Comedy of Terrors


If only former BROOKSIDE actress Jennifer Ellison had remained gagged for THE COTTAGE’s entire running time…

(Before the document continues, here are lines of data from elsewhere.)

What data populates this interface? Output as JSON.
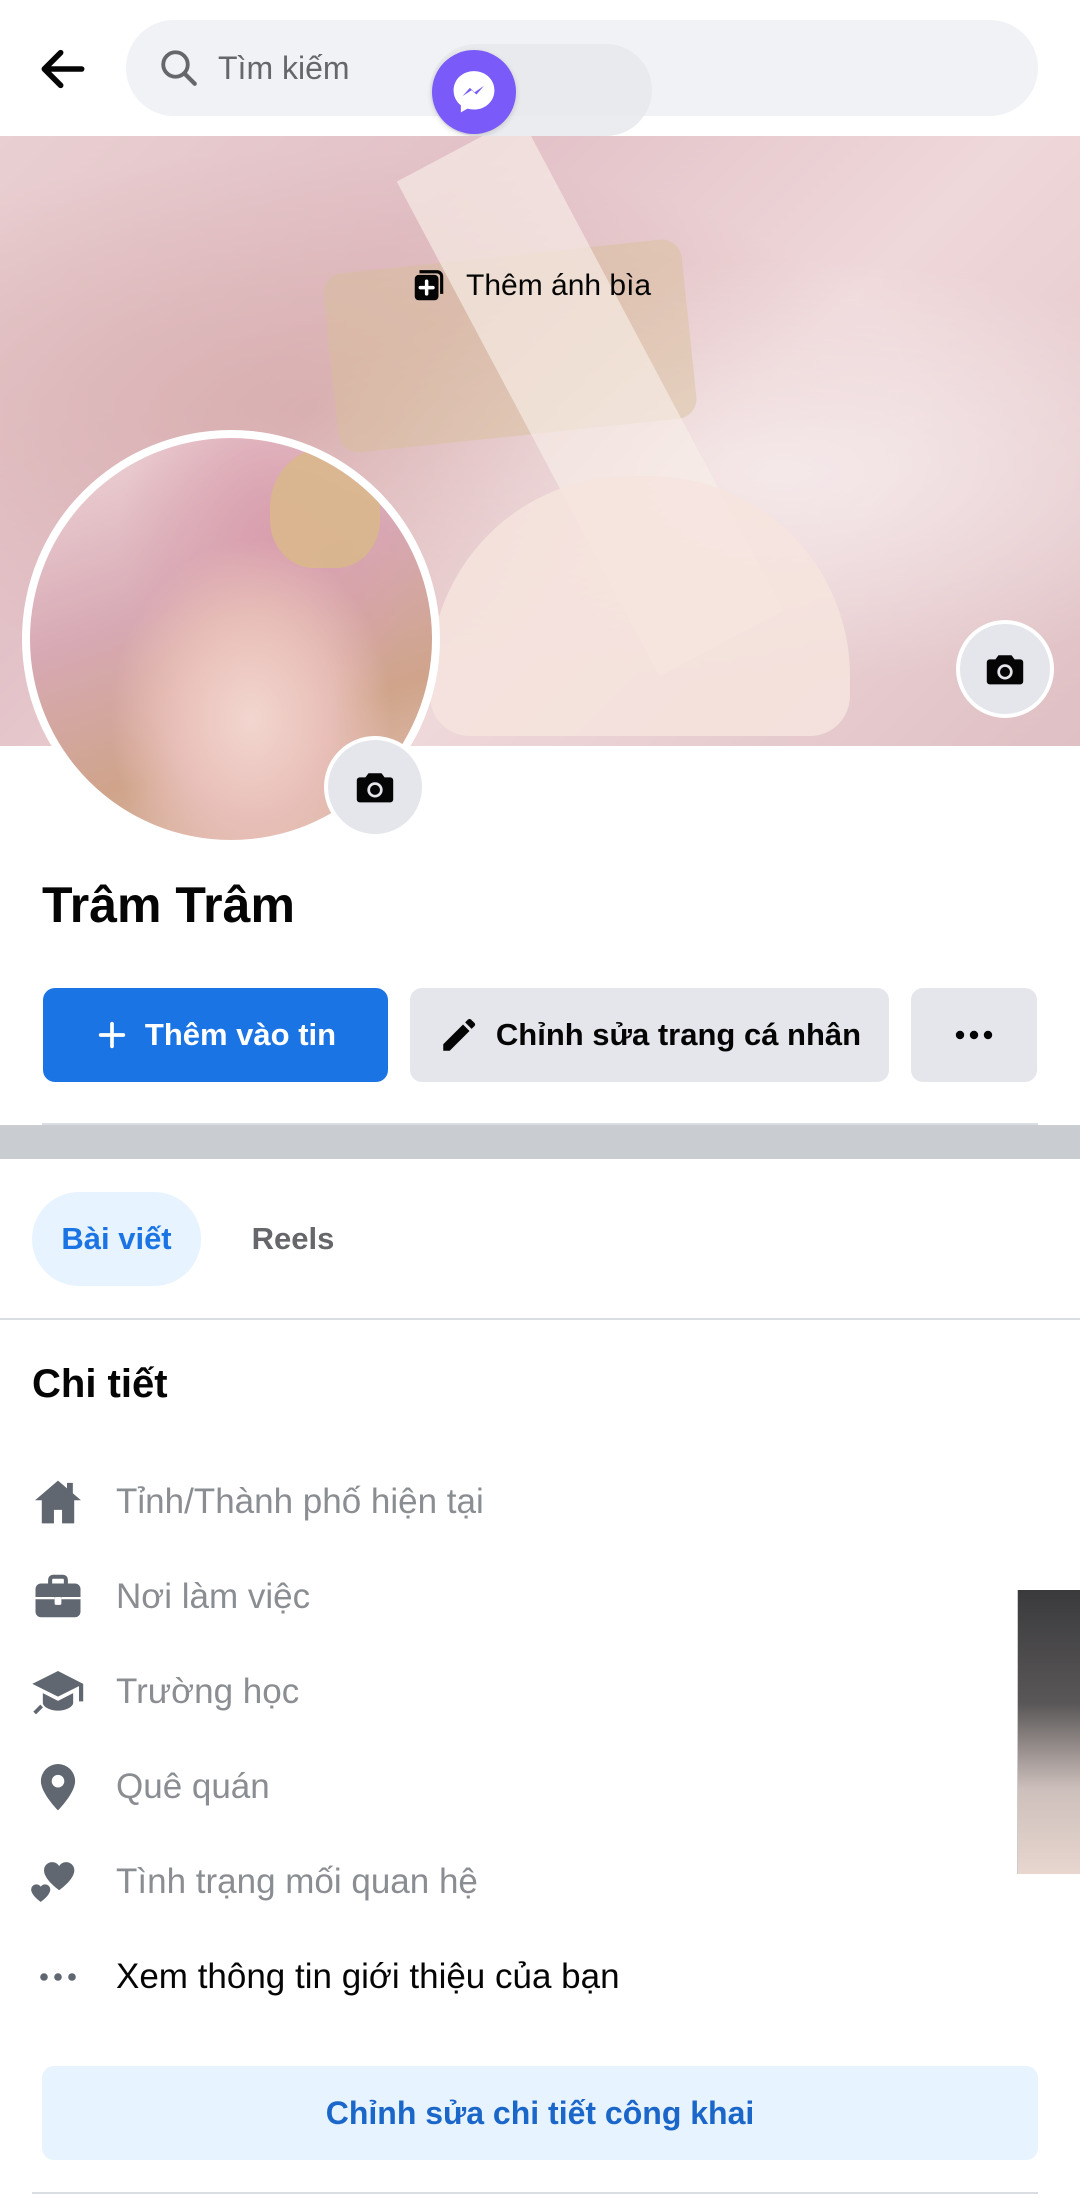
{
  "header": {
    "back_icon": "arrow-left-icon",
    "search_placeholder": "Tìm kiếm",
    "chathead_icon": "messenger-icon"
  },
  "cover": {
    "add_cover_label": "Thêm ánh bìa"
  },
  "profile": {
    "name": "Trâm Trâm"
  },
  "actions": {
    "add_story_label": "Thêm vào tin",
    "edit_profile_label": "Chỉnh sửa trang cá nhân",
    "more_icon": "more-dots-icon"
  },
  "tabs": [
    {
      "label": "Bài viết",
      "active": true
    },
    {
      "label": "Reels",
      "active": false
    }
  ],
  "details": {
    "title": "Chi tiết",
    "items": [
      {
        "icon": "home-icon",
        "label": "Tỉnh/Thành phố hiện tại"
      },
      {
        "icon": "briefcase-icon",
        "label": "Nơi làm việc"
      },
      {
        "icon": "graduation-cap-icon",
        "label": "Trường học"
      },
      {
        "icon": "location-pin-icon",
        "label": "Quê quán"
      },
      {
        "icon": "hearts-icon",
        "label": "Tình trạng mối quan hệ"
      },
      {
        "icon": "more-dots-icon",
        "label": "Xem thông tin giới thiệu của bạn"
      }
    ],
    "edit_public_label": "Chỉnh sửa chi tiết công khai"
  },
  "colors": {
    "primary": "#1b74e4",
    "secondary_button": "#e4e6eb",
    "light_blue": "#e7f3ff",
    "muted_text": "#8a8d91",
    "messenger": "#7a5af8"
  }
}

TWO jet-black humoured horrors set within the backwoods, and made by second-time directors, SEVERANCE and THE COTTAGE will never approach the finesse of SHAUN OF THE DEAD in the comedy stakes; both are grimmer, more shocking, and considerably less amiable. SEVERANCE tells of seven Palisade Defence employees on a team-building weekend in Hungary: there's Steve (Danny Dyer) the laid-back stoner-slacker, Harris (Toby Stephens) the golden-boy sales champ, Gordon (Andy Nyman) the overly enthusiastic corporate pawn, Richard (Tim McInnerny) the odious upper-management tyrant (“I can’t spell success without u…”), Maggie (Laura Harris) the sex-object, Jill (Claudie Blakley) the practical-minded girl with glasses, and Billy (Babou Ceesay) the token black PA. When Jill spots a masked figure outside their run-down bunker, it is only the start of a fight against a group who have more than axes to grind.

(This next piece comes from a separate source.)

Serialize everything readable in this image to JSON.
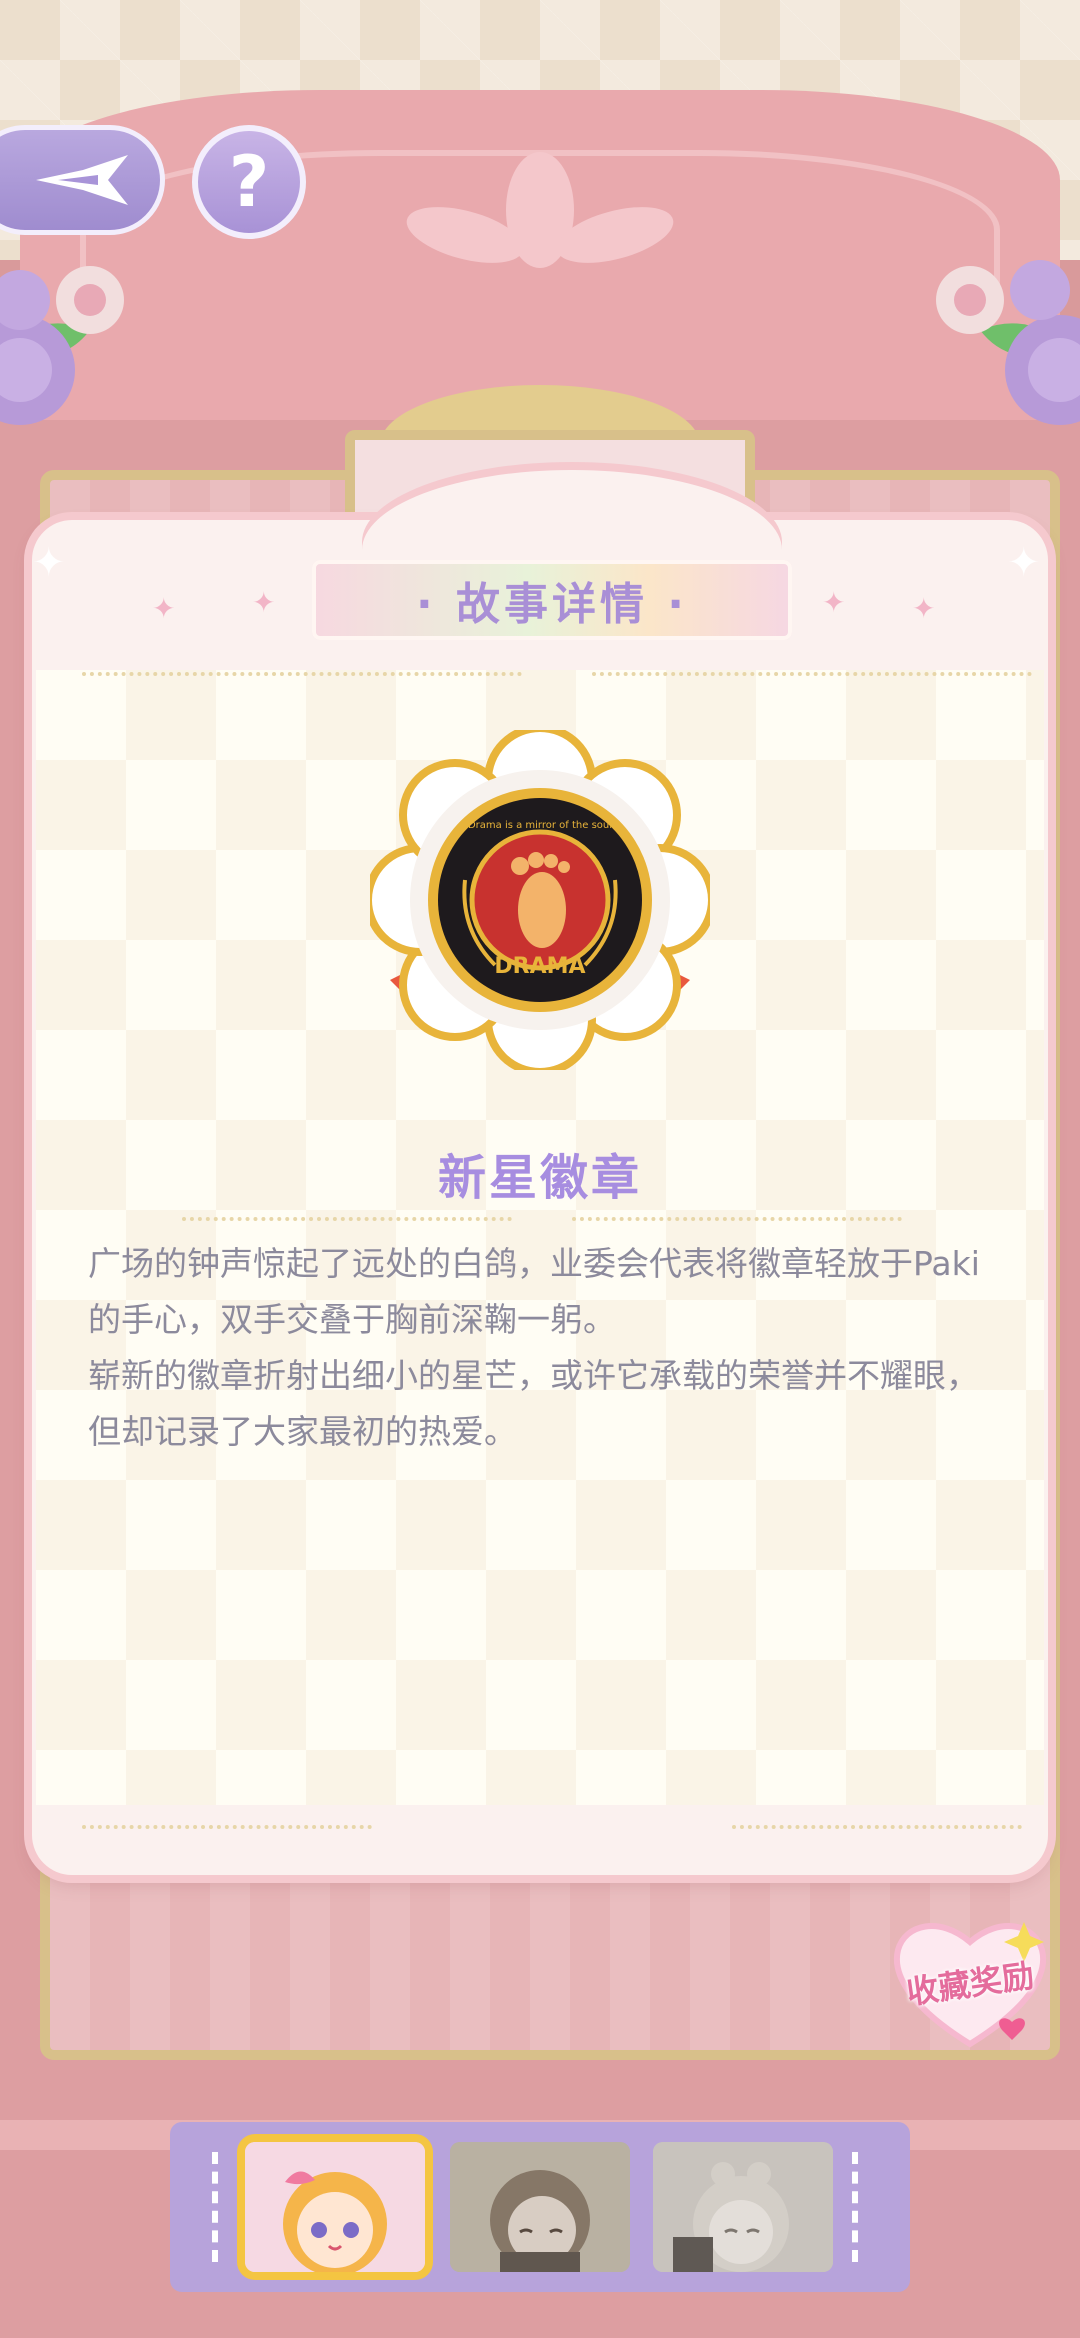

Christopher Smith - who previously made the London Underground chiller CREEP - adds underlying themes of dubious arms trading and exploitation of Eastern Europe, but any such commentary is overwhelmed by the gallows humour, including an encounter with a bear trap and a severed head rolling away still reacting in surprise. It is a thoroughly entertaining piece of work with one standout comedy moment - the accidental blowing up of a passing plane by Palisade’s American boss George (David Gilliam) - and the dwindling survivors are characters who are up a fight, even though the gun-toting call girls are more Russ Meyer than survival horror.

Claudie Blakley shortly to become toast at the hands of the Flamethrower Killer - one of the many denizens haunting the backdrop of SEVERANCE.

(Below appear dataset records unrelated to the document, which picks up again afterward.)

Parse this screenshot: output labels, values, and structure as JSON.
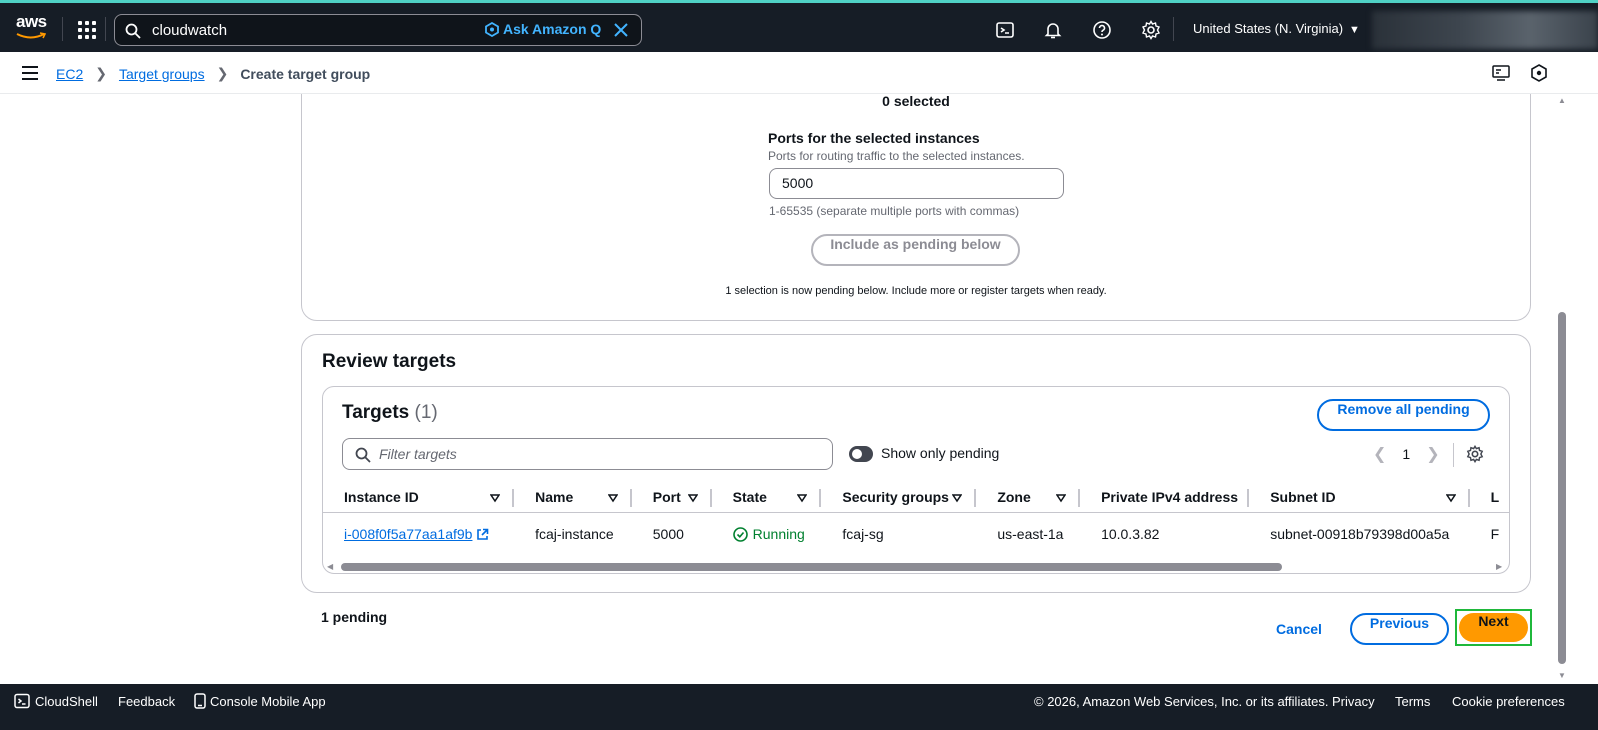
{
  "topnav": {
    "logo": "aws",
    "search_value": "cloudwatch",
    "ask_q": "Ask Amazon Q",
    "region": "United States (N. Virginia)"
  },
  "breadcrumb": {
    "items": [
      "EC2",
      "Target groups"
    ],
    "current": "Create target group"
  },
  "register": {
    "selected_count": "0 selected",
    "ports_label": "Ports for the selected instances",
    "ports_desc": "Ports for routing traffic to the selected instances.",
    "ports_value": "5000",
    "ports_hint": "1-65535 (separate multiple ports with commas)",
    "include_btn": "Include as pending below",
    "pending_note": "1 selection is now pending below. Include more or register targets when ready."
  },
  "review": {
    "title": "Review targets",
    "targets_title": "Targets",
    "targets_count": "(1)",
    "remove_btn": "Remove all pending",
    "filter_placeholder": "Filter targets",
    "toggle_label": "Show only pending",
    "page": "1",
    "columns": [
      "Instance ID",
      "Name",
      "Port",
      "State",
      "Security groups",
      "Zone",
      "Private IPv4 address",
      "Subnet ID",
      "L"
    ],
    "rows": [
      {
        "instance_id": "i-008f0f5a77aa1af9b",
        "name": "fcaj-instance",
        "port": "5000",
        "state": "Running",
        "security_groups": "fcaj-sg",
        "zone": "us-east-1a",
        "ipv4": "10.0.3.82",
        "subnet": "subnet-00918b79398d00a5a",
        "last": "F"
      }
    ]
  },
  "actions": {
    "pending_count": "1 pending",
    "cancel": "Cancel",
    "previous": "Previous",
    "next": "Next"
  },
  "footer": {
    "cloudshell": "CloudShell",
    "feedback": "Feedback",
    "mobile": "Console Mobile App",
    "copyright": "© 2026, Amazon Web Services, Inc. or its affiliates.",
    "privacy": "Privacy",
    "terms": "Terms",
    "cookies": "Cookie preferences"
  },
  "colors": {
    "nav_bg": "#161d26",
    "link": "#006ce0",
    "primary_btn": "#ff9900",
    "success": "#00802f",
    "highlight": "#1fb83b"
  }
}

Contrastingly, THE COTTAGE feels like a cheap cash-in. Writer/director Paul Andrew Williams - whose debut was the critically acclaimed LONDON TO BRIGHTON - unleashes a unrelentingly violent and uneven sophomore effort. Two brothers - David (Andy Serkis) and Peter (Reece Shearsmith) - kidnap nightclub owner’s daughter Tracey (Jennifer Ellison) and hold her ransom in a secluded country cottage. When her dim-witted step-brother Andrew (Steven O’Donnell) - who is in on the scam - delivers the ransom, they find out that not only have they been tricked, but Andrew has been followed by his father's bloodthirsty Korean henchman. As the blackmail spirals out of control, Tracey manages to turn the tables on her kidnappers and escapes with Peter as her hostage, fleeing into the woods; it isn’t long before everyone faces a desperate battle against a disfigured local farmer (Dave Legeno in see-the-join make-up).

Williams claims THE COTTAGE explores the bond between brothers, but while early scenes of Serkis and Shearsmith show potential, this quickly gets lost amid the director’s insatiable appetite for humour and gore. The brothers spend too much time bickering to endear themselves, and Ellison’s expletive-heavy Liverpudlian is every bit as monstrous as the main killer himself, resulting in a priceless understanding glance between the farmer and Peter. In a role written especially for Shearsmith, the LEAGUE OF GENTLEMAN star shines brightest of all; the butt of continual violence, and permanently bloody-nosed, the deadpan Royston Vasey-stalwart completely understands this undiluted strain of Amicus-like weirdness.